Doesn’t it already feel like 84th January? This month is renowned as the bleakest and longest of them all. Experts have given today the gloomy title, Blue Monday, due to the combination of post-Christmas blues, rubbish weather and the fact payday feels like six million years away.
However, beating ourselves up over the fact we ate too many Quality Street and whinging we’re skint puts us to shame when you think of all the folk who are worse off. Imagine starting 2019 knowing you have cancer? Luckily, for thousands of families across the North East who are facing the most difficult time of their lives, Maggie’s Newcastle is a special place where they can relax, meet friends and get valuable support – be that emotional, medical or financial.
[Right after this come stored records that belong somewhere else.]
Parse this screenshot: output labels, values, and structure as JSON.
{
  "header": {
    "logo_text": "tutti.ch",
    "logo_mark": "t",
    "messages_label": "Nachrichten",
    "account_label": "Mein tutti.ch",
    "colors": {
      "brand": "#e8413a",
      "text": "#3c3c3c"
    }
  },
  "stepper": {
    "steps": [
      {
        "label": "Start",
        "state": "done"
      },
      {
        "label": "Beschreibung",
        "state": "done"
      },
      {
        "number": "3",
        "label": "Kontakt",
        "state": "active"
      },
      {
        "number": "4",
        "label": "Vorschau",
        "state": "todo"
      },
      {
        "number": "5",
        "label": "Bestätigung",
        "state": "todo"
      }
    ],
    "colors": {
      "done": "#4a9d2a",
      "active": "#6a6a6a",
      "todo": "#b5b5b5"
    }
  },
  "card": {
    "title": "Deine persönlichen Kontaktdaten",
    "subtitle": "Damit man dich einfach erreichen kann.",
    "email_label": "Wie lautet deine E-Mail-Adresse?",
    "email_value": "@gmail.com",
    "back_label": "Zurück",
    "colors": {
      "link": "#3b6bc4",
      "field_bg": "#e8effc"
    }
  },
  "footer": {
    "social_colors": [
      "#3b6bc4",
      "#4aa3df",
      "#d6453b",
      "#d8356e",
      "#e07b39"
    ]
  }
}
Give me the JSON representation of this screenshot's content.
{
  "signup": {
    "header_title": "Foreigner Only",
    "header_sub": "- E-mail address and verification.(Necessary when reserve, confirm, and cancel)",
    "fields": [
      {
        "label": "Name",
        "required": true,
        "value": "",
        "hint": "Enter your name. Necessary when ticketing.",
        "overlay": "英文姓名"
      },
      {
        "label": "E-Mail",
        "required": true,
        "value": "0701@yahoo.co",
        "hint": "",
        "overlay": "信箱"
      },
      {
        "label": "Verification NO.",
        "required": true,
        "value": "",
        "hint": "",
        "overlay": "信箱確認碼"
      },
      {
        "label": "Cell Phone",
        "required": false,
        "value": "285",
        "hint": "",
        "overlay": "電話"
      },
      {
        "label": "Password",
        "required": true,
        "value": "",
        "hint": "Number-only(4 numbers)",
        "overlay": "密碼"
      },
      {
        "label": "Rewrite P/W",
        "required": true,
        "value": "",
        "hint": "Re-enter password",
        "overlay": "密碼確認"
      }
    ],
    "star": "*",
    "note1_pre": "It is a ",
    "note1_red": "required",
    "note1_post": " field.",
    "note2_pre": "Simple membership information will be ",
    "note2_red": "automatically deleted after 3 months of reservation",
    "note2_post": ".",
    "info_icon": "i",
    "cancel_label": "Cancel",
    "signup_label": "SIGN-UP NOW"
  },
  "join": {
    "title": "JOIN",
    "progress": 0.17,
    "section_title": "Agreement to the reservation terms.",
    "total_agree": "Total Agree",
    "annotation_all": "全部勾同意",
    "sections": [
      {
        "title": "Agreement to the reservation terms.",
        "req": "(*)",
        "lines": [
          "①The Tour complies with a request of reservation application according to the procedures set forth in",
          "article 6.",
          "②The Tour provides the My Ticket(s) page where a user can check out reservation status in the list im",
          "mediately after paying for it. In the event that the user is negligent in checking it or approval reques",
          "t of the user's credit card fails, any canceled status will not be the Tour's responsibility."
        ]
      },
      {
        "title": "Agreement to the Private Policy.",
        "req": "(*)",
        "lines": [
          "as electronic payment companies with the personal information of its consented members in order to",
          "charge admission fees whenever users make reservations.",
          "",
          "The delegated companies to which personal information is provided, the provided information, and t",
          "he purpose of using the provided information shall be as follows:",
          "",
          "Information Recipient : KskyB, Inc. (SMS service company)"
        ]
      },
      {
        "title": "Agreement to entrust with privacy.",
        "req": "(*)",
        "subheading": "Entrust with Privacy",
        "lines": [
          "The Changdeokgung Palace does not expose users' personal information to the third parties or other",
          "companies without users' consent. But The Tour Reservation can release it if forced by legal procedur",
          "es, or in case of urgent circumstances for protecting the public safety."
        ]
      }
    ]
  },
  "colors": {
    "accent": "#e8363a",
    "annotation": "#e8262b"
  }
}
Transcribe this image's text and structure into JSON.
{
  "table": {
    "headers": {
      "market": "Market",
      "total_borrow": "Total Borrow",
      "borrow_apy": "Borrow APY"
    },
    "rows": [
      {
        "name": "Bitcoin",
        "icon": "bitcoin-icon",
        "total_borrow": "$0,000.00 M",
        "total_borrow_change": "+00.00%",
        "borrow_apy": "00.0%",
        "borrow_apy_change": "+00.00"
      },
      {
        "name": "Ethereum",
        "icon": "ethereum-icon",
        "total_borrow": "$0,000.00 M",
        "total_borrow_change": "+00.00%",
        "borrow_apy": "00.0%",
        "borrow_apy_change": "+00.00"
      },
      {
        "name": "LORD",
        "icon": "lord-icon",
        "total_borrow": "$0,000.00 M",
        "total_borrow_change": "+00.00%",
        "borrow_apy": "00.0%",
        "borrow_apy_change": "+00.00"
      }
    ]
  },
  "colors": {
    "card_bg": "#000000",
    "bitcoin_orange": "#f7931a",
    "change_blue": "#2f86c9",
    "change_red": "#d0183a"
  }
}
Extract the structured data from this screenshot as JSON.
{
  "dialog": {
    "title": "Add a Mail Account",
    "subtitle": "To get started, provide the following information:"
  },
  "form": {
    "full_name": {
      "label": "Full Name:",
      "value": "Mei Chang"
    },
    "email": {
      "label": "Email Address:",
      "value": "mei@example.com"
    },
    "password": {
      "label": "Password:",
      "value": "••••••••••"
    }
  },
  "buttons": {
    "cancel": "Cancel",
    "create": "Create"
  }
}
You’d be mistaken though if you think it’s a sad place. Far from it. Maggie’s is a home from home with an atmosphere that’s ‘more coffee morning than cancer ward’. Described as a ‘happy place’, it’s filled with love and hope.
And if you’re wondering where the name comes from, the centres are named after Maggie Keswick Jencks who lived with advanced cancer for two years. During that time, she used her knowledge and experience to create a blueprint for a new type of care. The centres are built around her belief that people “shouldn’t lose the joy of living in the fear of dying”.
In an attempt to spread a little joy on statistically the most depressing day of the year, we’d like to celebrate the fact that Maggie’s makes a hard time that bit easier to get through. So today, we’re highlighting the fantastic work done by Maggie’s centres up and down the country.
Without the amazing generosity of the general public, Maggie’s, which relies entirely on charitable funding, simply couldn’t exist. Please take a moment to watch the video or find out how you can help. You can also make money for Maggie’s simply by booking a holiday – read more at Charity Escapes.
Keep an eye on @DrummondCentral on Twitter – we’ll be tweeting out more about Maggie’s throughout today.
Finally, I’m going to leave you with this thought:
The day before Maggie Keswick Jencks died in June 1995, she sat in her garden, face to the sun and said: “Aren’t we lucky?”
We really are lucky. A few pounds heavier and struggling to stay off the vino maybe, but lucky all the same.